Later he will blame his lack of awareness on his very probably concussed head – the unexpected voice makes him jump violently, which turns out to be a bad idea because aww leg. He tilts sideways and right into Finn’s strong arms. Nice, cuddly arms.
Poe doesn’t even mind Rey’s stifled giggle.
“Hey,” he says, and resolutely doesn’t worry about how slurred the word comes out.
Rey’s face comes into view, though he has to blink a couple of times to get her into focus.
“Hey, yourself,” she says softly, and there’s that worried little line between her eyebrows and Poe put that there and he really wants to hug her right now.
She steps forward, presses a kiss to his forehead. “Later, querido. We need to get back to the Falcon first.”
Poe can feel Finn nod at his back, and then the hands holding him up shift and he’s more or less standing upright again. He pats Finn’s arm before he lets go because that seems like the thing to do. Poe may be slightly woozy. He blinks once, and suddenly his feet are moving, Finn and Rey on either side and Karé in the lead, and when he blinks again his eyes catch sight of the familiar curves of the Falcon sitting more or less right in front of his face. He should probably be a bit more concerned about losing time like this, but he’s being herded up the ramp and Chewie roars from the cockpit, and for the first time since he’d caught sight of those TIEs he feels safe.

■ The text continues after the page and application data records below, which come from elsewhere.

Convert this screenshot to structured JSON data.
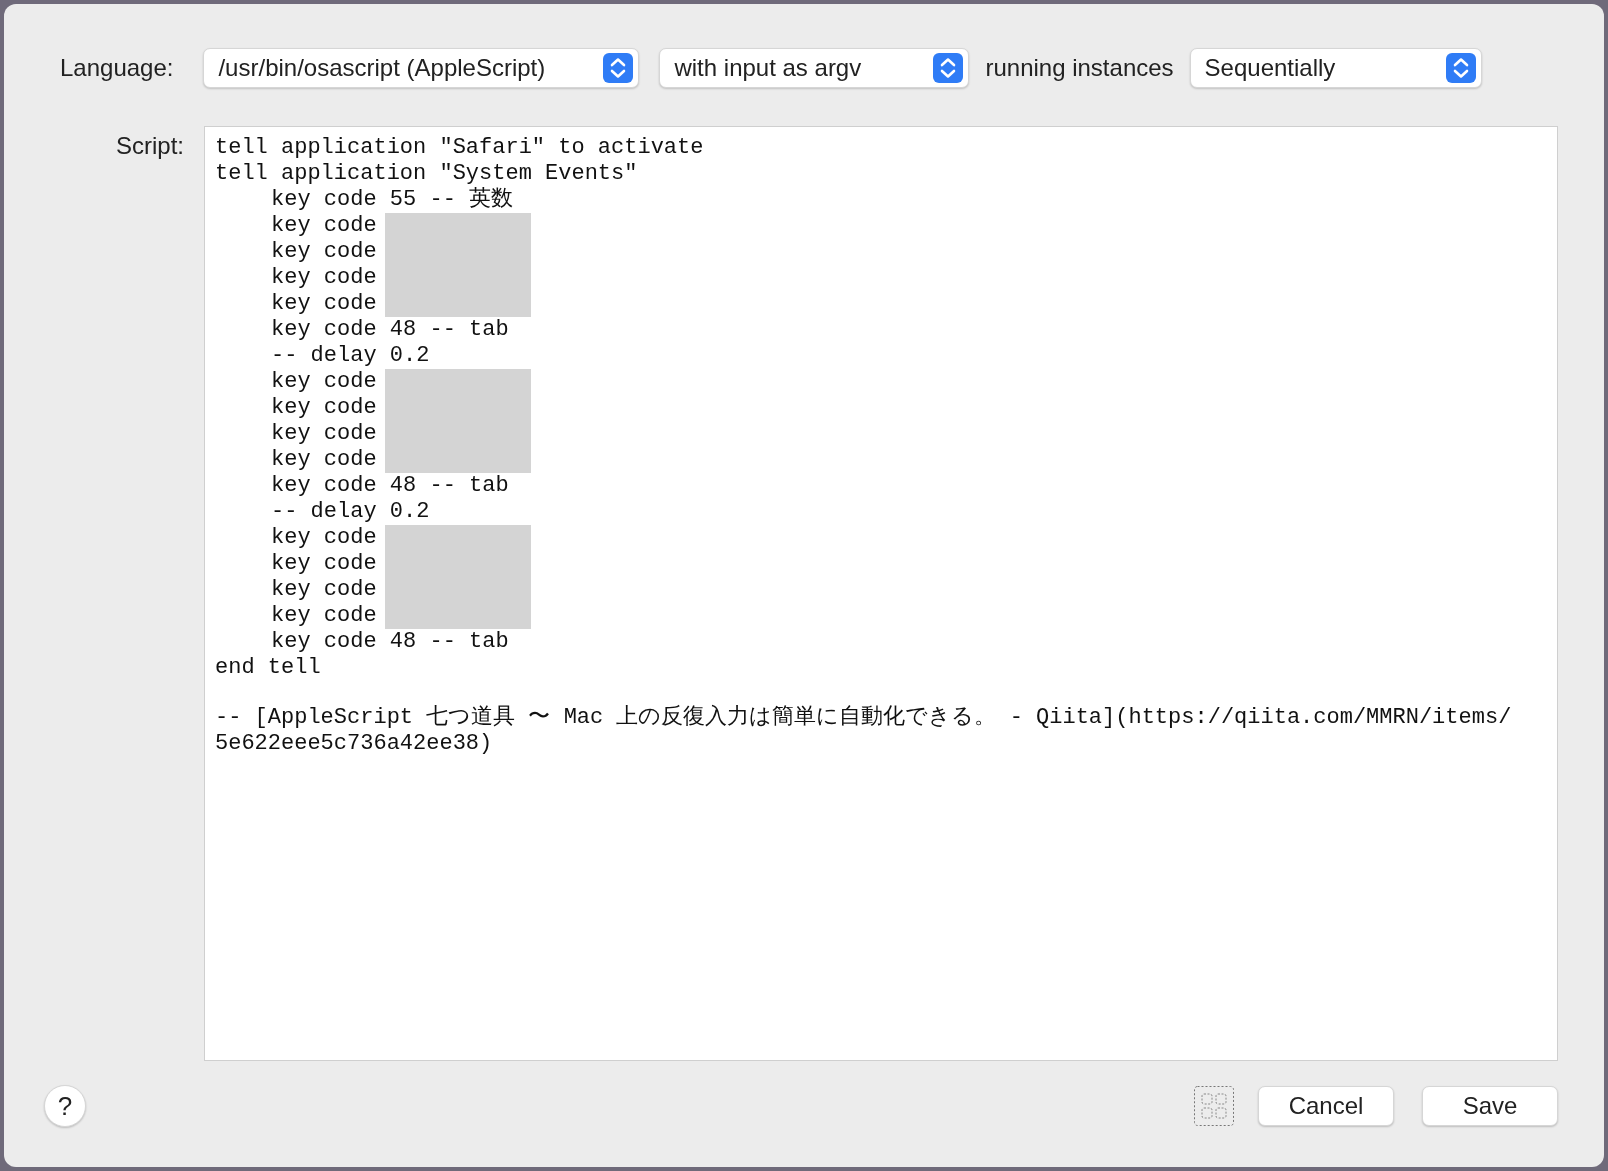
{
  "language_row": {
    "label": "Language:",
    "popups": [
      {
        "value": "/usr/bin/osascript (AppleScript)"
      },
      {
        "value": "with input as argv"
      },
      {
        "value": "Sequentially"
      }
    ],
    "between_label": "running instances"
  },
  "script": {
    "label": "Script:",
    "blocks": [
      {
        "lines": [
          {
            "text": "tell application \"Safari\" to activate",
            "indented": false,
            "redacted": false
          },
          {
            "text": "tell application \"System Events\"",
            "indented": false,
            "redacted": false
          },
          {
            "text": "key code 55 -- 英数",
            "indented": true,
            "redacted": false
          },
          {
            "text": "key code",
            "indented": true,
            "redacted": true
          },
          {
            "text": "key code",
            "indented": true,
            "redacted": true
          },
          {
            "text": "key code",
            "indented": true,
            "redacted": true
          },
          {
            "text": "key code",
            "indented": true,
            "redacted": true
          },
          {
            "text": "key code 48 -- tab",
            "indented": true,
            "redacted": false
          },
          {
            "text": "-- delay 0.2",
            "indented": true,
            "redacted": false
          },
          {
            "text": "key code",
            "indented": true,
            "redacted": true
          },
          {
            "text": "key code",
            "indented": true,
            "redacted": true
          },
          {
            "text": "key code",
            "indented": true,
            "redacted": true
          },
          {
            "text": "key code",
            "indented": true,
            "redacted": true
          },
          {
            "text": "key code 48 -- tab",
            "indented": true,
            "redacted": false
          },
          {
            "text": "-- delay 0.2",
            "indented": true,
            "redacted": false
          },
          {
            "text": "key code",
            "indented": true,
            "redacted": true
          },
          {
            "text": "key code",
            "indented": true,
            "redacted": true
          },
          {
            "text": "key code",
            "indented": true,
            "redacted": true
          },
          {
            "text": "key code",
            "indented": true,
            "redacted": true
          },
          {
            "text": "key code 48 -- tab",
            "indented": true,
            "redacted": false
          },
          {
            "text": "end tell",
            "indented": false,
            "redacted": false
          }
        ]
      },
      {
        "lines": [
          {
            "text": "-- [AppleScript 七つ道具 〜 Mac 上の反復入力は簡単に自動化できる。 - Qiita](https://qiita.com/MMRN/items/",
            "indented": false,
            "redacted": false
          },
          {
            "text": "5e622eee5c736a42ee38)",
            "indented": false,
            "redacted": false
          }
        ]
      }
    ]
  },
  "footer": {
    "help": "?",
    "buttons": [
      "Cancel",
      "Save"
    ]
  }
}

Poe only remembers flashes of the journey back to the Resistance.
He remembers Karé voice, and what he’s pretty sure is a comm call to the General, but just when he wants to open his mouth he slips under again, too fast to even be grumpy about it.

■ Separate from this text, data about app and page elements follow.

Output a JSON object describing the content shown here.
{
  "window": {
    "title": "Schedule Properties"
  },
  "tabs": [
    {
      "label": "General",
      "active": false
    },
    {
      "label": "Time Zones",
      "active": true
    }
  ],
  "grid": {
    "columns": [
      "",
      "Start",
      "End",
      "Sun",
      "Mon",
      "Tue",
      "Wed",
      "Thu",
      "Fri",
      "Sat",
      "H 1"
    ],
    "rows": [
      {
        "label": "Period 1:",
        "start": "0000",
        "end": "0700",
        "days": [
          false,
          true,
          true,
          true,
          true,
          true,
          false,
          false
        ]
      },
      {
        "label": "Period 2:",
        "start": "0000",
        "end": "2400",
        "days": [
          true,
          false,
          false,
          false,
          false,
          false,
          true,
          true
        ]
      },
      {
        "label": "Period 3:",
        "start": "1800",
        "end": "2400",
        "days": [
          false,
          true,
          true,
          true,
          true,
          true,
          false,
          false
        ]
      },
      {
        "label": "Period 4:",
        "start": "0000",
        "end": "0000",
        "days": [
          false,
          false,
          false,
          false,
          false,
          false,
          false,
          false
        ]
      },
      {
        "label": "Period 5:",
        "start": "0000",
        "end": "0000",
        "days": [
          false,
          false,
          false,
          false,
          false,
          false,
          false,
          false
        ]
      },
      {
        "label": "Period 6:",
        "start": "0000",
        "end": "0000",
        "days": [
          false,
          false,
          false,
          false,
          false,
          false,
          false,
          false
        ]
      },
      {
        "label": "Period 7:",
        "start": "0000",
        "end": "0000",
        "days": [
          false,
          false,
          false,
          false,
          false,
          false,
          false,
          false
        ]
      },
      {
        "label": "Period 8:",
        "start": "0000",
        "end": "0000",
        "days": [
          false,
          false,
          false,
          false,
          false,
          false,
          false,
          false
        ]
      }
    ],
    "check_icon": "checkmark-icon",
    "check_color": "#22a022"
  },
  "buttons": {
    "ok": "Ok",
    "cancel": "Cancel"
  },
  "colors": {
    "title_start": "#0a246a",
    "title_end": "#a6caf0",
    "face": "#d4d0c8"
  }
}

He remembers soft fur and Chewie’s low rumbling as the Wookie checks the bandage around Poe’s leg.
But most of all he remembers Finn and Rey, soothing touches and comforting murmurs, cool hands feeling his brow and warm bodies cradling him securely.
By the time the Falcon comes out of hyperspace again, Poe’s head has cleared up and he’s stopped falling asleep every few minutes. He still feels nauseous and the gash on his leg is far from healed, but at least he can walk down the Falcon’s ramp under his own steam. Well, under his own steam, with Rey hovering protectively just behind in case he trips on nothing and falls. Or something.

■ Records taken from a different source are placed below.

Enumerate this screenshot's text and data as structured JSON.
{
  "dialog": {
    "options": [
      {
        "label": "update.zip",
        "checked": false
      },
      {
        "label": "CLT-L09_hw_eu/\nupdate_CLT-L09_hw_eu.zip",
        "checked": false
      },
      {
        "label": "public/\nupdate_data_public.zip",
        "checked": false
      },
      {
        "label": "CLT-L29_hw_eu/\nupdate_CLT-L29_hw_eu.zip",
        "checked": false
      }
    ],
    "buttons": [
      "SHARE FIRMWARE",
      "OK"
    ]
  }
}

He doesn’t expect to see quite so many people gathered in the hangar, waiting. There are pilots and ground crew and even a large chunk of high command, all with their eyes on the Falcon, smiling and cheering when the ramp lowers to reveal Poe.
Jess and Snap are immediately apparent in their bright flight suits, both scowling in a way that promises pain in his immediate future. The ‘you worried us, you complete asshat, you better buy us lots of drinks to facilitate getting spectacularly wasted’ kind of pain, probably, and as usual his guilty conscience will make him cave to their demands pretty much immediately. Iolo is standing next to them, appearing slightly more relaxed, but all three of them look ready to hare off in their X-Wings to save their commander if the first rescue attempt failed.
It’s all ridiculously heart-warming.
The General is standing quietly off to the side, eyes sharp on the group descending the Falcon. He doesn’t particularly like to think what she would do if he got himself killed too, and he’s sworn to himself a long time ago that he would do his utmost never to put her into that position. This time, at least, he’s fine and mostly hale, and when their gazes meet he gets that small smile she only ever seems to reserve for moments like these – her people returned safely, despite all odds.
Quite a few of those moments to go around in the Resistance these days, but Poe can’t complain. He’s got a cause and people he’d die for. He's got people who’d die for him, though he prays every day that it’ll never come to that. There're his pilots. There're Finn and Rey. There's the General.